CT scans are far more detailed than X-rays. Whilst a 2D image is produced by older machines, newer technology has allowed for 3D images.
What is a CT Scan used for?
CT scanners were originally used for imaging the brain, but now they are used for just about any part of the body. They are especially good at picking up tumours, bleeding in the brain, aneurysms, lung disease and internal injuries such as lacerations of the kidneys or spleen.
They are also used for bony injuries, especially in the spine. You may be offered a CT scan for suspected small fractures in complex regions such as the ankle, foot or pelvis.
What happens during a scan?
If the scan is of the abdomen, you may be asked not to eat anything for 6 hours. You may also be given a special drink which contains an X-ray dye to help make your intestines clearer on the scan. For other areas, you may be injected with a dye.
The CT scanner looks like a round tunnel. The patient (or just the body part being scanned) is moved backwards and forwards within the tunnel, until all necessary pictures and angles are taken.
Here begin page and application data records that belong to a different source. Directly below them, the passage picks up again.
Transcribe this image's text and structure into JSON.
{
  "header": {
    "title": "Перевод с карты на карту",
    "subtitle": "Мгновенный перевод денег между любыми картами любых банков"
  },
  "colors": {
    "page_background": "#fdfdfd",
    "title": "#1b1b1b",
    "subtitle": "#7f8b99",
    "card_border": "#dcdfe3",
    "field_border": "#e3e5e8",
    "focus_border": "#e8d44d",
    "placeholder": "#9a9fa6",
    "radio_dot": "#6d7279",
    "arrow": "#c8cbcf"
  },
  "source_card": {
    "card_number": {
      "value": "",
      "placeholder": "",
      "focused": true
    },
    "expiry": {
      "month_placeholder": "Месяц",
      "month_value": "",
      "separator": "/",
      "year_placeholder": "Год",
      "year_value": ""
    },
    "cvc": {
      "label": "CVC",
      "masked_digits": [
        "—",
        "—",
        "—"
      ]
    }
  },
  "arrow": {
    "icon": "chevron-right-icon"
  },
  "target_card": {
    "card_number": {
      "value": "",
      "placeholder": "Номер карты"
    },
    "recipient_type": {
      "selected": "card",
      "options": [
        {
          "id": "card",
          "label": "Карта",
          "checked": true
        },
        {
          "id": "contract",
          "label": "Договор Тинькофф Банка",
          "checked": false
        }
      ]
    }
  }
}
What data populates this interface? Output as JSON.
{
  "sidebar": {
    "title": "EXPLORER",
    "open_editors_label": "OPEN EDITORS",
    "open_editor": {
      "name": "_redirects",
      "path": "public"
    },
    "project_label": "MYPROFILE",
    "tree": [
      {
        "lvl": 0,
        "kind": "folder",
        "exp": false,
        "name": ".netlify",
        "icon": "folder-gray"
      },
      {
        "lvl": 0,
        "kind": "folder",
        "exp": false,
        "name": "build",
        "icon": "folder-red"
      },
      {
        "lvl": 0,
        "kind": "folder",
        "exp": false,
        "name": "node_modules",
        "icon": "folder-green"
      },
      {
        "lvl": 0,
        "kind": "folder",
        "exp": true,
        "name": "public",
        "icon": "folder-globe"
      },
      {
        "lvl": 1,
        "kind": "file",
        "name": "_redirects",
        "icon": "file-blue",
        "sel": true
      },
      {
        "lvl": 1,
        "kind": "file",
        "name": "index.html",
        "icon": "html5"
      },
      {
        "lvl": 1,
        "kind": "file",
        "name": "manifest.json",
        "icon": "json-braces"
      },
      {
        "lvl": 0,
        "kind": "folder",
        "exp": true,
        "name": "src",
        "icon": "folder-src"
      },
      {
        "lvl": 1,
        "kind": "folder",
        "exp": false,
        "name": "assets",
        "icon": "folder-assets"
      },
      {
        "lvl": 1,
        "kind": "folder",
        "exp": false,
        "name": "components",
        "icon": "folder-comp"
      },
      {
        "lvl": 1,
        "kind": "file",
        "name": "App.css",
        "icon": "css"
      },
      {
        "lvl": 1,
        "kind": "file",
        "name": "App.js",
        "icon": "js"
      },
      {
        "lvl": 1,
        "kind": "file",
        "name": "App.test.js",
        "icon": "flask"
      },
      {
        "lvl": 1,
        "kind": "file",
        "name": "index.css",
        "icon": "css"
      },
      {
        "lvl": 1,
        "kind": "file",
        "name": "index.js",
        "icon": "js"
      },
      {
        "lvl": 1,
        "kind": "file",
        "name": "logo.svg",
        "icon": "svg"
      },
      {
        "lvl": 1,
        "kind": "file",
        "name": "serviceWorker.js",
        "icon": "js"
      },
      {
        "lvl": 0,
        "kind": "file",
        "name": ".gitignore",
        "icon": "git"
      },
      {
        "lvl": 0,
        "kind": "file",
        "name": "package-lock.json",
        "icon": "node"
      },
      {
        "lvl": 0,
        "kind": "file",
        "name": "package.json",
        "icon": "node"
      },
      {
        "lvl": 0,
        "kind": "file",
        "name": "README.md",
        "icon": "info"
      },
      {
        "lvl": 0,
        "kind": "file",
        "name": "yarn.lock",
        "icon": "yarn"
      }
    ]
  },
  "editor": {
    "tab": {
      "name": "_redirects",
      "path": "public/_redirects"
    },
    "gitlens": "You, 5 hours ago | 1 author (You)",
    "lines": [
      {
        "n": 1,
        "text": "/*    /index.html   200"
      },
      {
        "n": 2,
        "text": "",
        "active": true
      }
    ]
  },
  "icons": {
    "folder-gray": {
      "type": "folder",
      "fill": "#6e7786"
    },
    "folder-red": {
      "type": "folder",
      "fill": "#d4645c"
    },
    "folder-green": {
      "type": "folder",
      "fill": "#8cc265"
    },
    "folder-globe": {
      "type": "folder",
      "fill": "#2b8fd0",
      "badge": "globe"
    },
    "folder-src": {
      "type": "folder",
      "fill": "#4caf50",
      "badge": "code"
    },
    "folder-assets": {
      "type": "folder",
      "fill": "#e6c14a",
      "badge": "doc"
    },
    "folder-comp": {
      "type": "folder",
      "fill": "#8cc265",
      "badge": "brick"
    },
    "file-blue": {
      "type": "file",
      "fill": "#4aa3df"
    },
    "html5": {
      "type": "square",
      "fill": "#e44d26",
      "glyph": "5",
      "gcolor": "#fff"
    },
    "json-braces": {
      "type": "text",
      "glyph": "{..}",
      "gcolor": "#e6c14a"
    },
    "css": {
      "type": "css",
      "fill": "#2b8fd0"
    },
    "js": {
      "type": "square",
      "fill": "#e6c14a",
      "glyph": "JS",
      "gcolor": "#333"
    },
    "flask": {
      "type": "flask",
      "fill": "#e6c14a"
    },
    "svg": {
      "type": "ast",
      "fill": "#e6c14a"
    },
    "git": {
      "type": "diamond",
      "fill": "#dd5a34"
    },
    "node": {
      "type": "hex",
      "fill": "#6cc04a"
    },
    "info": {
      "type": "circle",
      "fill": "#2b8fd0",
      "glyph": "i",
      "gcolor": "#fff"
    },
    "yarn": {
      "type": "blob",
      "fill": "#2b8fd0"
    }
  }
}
Whilst a CT scan is safe and the patient is not at any risk, the multiple X-rays and so exposure to radiation, mean that a CT scan should only be requested for good reason and should not be undertaken repeatedly.